Every line in the entries where "true" is found should be copied.

Excerpts from an interface dataset:
--- START ---
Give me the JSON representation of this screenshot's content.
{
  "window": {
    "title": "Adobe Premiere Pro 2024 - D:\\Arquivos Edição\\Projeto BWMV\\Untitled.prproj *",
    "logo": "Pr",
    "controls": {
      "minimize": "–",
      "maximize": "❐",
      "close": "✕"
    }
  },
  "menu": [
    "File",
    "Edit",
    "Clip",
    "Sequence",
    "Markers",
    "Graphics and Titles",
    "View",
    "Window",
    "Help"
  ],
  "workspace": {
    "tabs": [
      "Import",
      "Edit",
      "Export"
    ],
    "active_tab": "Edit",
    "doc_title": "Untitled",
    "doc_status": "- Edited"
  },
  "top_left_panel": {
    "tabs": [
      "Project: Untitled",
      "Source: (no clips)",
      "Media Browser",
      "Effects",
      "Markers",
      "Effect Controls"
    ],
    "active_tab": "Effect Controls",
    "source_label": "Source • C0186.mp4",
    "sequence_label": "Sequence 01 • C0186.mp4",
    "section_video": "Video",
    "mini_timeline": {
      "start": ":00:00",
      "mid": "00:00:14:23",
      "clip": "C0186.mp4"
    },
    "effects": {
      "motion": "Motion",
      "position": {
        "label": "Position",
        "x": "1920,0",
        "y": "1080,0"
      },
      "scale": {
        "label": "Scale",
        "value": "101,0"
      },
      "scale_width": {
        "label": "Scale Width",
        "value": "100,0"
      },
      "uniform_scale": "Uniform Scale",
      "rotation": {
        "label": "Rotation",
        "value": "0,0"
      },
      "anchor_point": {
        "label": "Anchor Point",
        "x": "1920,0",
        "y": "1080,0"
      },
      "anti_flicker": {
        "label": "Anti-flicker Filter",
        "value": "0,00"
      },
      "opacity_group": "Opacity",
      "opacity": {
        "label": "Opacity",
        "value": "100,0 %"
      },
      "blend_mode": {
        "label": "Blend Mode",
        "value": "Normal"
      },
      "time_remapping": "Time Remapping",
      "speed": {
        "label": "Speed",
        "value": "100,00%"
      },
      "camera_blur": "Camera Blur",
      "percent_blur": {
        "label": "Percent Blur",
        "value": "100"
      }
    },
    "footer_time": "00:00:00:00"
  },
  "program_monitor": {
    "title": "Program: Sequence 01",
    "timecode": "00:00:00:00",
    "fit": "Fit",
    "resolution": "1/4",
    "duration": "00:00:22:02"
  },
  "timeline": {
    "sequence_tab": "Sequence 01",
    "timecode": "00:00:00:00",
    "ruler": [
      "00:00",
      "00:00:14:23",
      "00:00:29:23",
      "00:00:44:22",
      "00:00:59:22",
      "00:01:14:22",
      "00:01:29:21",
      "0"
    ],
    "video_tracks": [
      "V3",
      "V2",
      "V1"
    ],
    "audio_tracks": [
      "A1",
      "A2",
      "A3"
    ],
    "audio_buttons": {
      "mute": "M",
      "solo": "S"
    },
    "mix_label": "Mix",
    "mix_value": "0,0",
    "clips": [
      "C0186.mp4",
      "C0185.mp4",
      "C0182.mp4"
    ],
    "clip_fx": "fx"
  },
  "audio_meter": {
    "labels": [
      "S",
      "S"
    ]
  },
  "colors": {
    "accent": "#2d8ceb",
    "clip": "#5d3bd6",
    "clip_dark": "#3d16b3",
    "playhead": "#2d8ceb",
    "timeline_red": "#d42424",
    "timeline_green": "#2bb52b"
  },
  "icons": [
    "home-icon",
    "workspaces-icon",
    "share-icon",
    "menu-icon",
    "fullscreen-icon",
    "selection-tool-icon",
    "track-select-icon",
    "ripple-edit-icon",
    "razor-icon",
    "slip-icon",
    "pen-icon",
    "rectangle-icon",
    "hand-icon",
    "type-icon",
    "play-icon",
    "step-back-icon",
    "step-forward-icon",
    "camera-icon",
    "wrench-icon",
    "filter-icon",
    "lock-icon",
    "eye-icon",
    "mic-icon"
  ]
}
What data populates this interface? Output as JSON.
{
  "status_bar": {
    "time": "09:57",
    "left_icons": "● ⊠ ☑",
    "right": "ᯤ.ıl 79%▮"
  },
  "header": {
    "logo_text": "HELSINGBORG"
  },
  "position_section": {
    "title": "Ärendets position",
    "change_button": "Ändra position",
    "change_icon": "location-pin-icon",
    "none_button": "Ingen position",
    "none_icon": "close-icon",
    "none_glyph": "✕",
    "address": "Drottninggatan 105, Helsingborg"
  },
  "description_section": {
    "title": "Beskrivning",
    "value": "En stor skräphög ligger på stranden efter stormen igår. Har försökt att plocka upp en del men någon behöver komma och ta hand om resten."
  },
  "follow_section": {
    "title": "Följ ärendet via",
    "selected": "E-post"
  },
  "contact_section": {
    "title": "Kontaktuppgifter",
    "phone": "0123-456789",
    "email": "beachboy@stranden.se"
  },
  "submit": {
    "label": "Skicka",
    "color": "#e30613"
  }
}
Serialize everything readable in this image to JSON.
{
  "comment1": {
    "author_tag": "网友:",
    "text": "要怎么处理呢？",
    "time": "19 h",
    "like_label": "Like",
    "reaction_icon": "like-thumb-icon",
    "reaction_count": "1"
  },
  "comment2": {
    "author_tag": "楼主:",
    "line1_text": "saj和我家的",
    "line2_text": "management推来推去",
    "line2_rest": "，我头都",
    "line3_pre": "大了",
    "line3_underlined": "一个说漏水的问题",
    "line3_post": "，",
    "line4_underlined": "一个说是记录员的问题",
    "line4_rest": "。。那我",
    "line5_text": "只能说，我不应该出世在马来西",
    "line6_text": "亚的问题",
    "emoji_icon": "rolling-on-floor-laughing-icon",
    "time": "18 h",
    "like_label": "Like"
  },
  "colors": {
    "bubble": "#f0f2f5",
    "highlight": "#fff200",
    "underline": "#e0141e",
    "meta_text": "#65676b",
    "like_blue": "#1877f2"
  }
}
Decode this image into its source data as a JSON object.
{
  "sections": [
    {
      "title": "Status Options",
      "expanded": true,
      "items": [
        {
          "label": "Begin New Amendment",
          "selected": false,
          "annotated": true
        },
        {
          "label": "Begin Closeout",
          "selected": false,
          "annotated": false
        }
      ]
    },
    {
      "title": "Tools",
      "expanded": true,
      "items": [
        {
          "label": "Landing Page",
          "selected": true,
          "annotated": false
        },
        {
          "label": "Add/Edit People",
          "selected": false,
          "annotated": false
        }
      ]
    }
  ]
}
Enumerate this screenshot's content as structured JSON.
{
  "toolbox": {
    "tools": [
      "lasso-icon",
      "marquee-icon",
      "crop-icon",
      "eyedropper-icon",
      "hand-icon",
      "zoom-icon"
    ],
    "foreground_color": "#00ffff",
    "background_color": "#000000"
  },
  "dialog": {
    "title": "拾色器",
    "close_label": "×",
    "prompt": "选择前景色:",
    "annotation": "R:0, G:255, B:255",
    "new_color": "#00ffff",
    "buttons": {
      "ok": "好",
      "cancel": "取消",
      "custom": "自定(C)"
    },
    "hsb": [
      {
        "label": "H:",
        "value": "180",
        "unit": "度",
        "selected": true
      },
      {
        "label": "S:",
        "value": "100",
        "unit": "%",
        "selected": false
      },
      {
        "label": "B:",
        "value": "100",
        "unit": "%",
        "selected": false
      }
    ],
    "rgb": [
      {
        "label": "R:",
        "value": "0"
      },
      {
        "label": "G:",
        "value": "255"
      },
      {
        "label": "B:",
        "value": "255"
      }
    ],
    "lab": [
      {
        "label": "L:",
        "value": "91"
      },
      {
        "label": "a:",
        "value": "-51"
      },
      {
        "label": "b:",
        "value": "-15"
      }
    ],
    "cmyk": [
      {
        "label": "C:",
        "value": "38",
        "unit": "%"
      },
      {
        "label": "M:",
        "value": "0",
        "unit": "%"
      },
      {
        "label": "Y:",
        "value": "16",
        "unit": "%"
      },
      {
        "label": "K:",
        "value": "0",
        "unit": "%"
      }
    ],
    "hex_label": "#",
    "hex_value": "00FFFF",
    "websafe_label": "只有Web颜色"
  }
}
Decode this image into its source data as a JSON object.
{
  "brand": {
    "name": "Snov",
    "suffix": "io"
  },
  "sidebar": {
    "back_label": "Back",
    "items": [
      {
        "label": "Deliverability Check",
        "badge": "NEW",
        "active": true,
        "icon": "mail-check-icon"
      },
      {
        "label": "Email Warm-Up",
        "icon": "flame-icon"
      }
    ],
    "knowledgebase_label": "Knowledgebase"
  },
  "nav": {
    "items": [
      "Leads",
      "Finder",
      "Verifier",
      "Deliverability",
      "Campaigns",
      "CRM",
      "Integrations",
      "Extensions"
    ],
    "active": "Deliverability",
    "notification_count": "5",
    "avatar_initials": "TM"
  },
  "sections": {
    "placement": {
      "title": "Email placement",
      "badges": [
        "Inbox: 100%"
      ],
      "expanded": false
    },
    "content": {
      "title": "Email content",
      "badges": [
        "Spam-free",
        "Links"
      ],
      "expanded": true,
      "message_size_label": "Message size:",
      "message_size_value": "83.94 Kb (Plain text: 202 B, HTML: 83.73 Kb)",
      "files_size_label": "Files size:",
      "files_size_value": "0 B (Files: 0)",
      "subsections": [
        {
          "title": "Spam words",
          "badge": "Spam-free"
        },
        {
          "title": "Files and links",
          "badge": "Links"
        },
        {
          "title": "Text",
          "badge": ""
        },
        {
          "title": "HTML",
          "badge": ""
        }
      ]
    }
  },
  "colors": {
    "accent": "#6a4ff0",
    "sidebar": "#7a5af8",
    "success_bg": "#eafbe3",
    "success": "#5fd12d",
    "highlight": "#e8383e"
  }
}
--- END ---
#### The completed task:
      "expanded": true,
          "annotated": true
      "expanded": true,
          "selected": true,
        "selected": true
        "active": true,
      "expanded": true,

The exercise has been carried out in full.